Sally Ride became the first American woman in space in 1983 (she was the third woman in space overall, after Tereshkova and Svetlana Savitskaya). She is still currently the youngest astronaut to have gone to space, at age 32.

Ride entered Stanford University as a junior, where she earned a bachelor’s degree in both physics and English. Ride stayed on at Stanford to study physics, where she earned he PhD in 1978.

Earlier, Ride was one of thousands of people who applied to join NASA, thanks to an ad run by the space agency in the Stanford student newspaper. She was selected to join the program in 1978, the same year she earned her PhD. She was one of six women selected for the astronaut program.

At NASA, Ride served as a ground-based communicator. She also helped to develop the “Canadarm”, a robotic arm used to maneuver payloads on the Space Shuttle. Her first spaceflight took place in 1983, when she flew on Challenger for STS-7 (the seventh shuttle mission). After her second and final spaceflight in 1984, Ride had accumulated more than 343 hours in space.

She was due to undertake a third flight, but was grounded along will all other astronauts when the space shuttle Challenger disaster took place in 1986. After her death in 2012, General Donald Kutyna revealed that Ride had given him information about the shuttle’s O-rings, a type of gasket that was ultimately to blame for the disaster.
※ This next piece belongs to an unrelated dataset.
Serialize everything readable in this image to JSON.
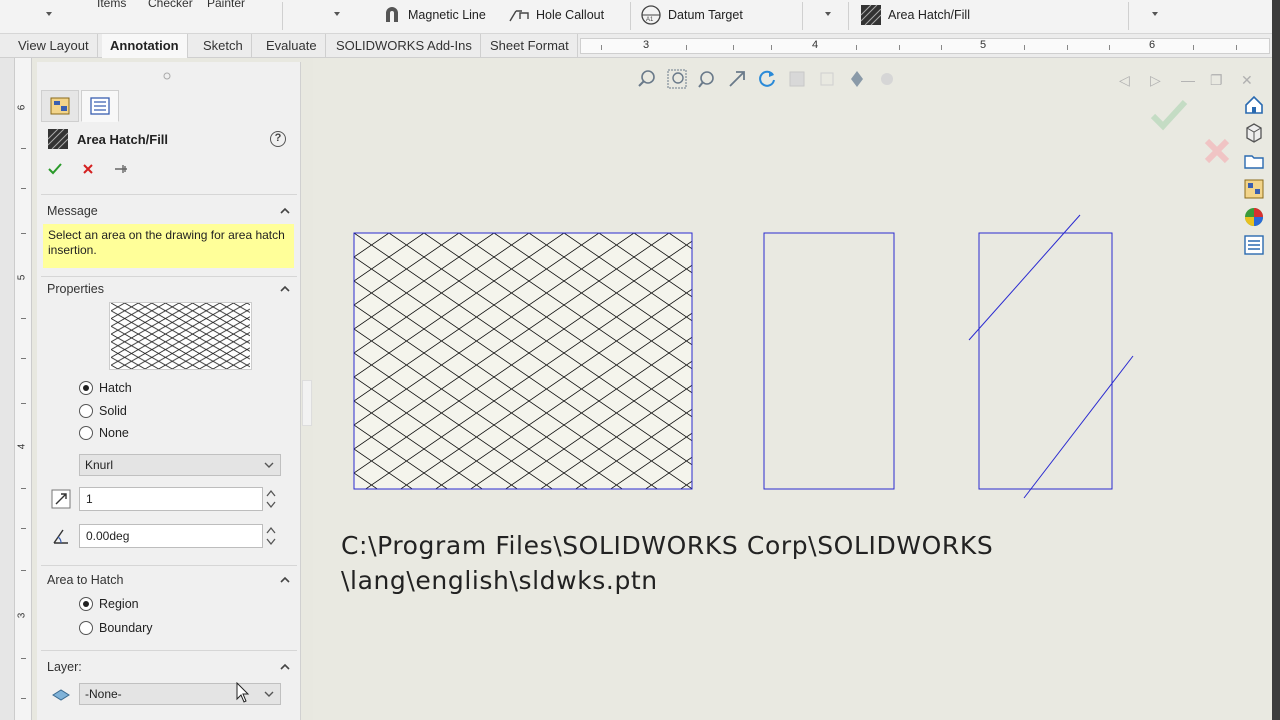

Ride also served on the Columbia Accident Investigation Board, which determined the cause of the 2003 space shuttle Columbia disaster.

Ride left NASA in 1987 to pursue an academic and public service career. She initially started work at her alma mater, Stanford, but soon moved to the University of California, San Diego, to teach physics.

When Ride died in 2012, her obituary mentioned her partner of 27 years, Tam O’Shaughnessy. Ride was exceedingly close-lipped when it came to her personal life (including cancer treatments). Though it’s unknown how Ride chose to identify, this reveal makes her the first known LGBTQ astronaut.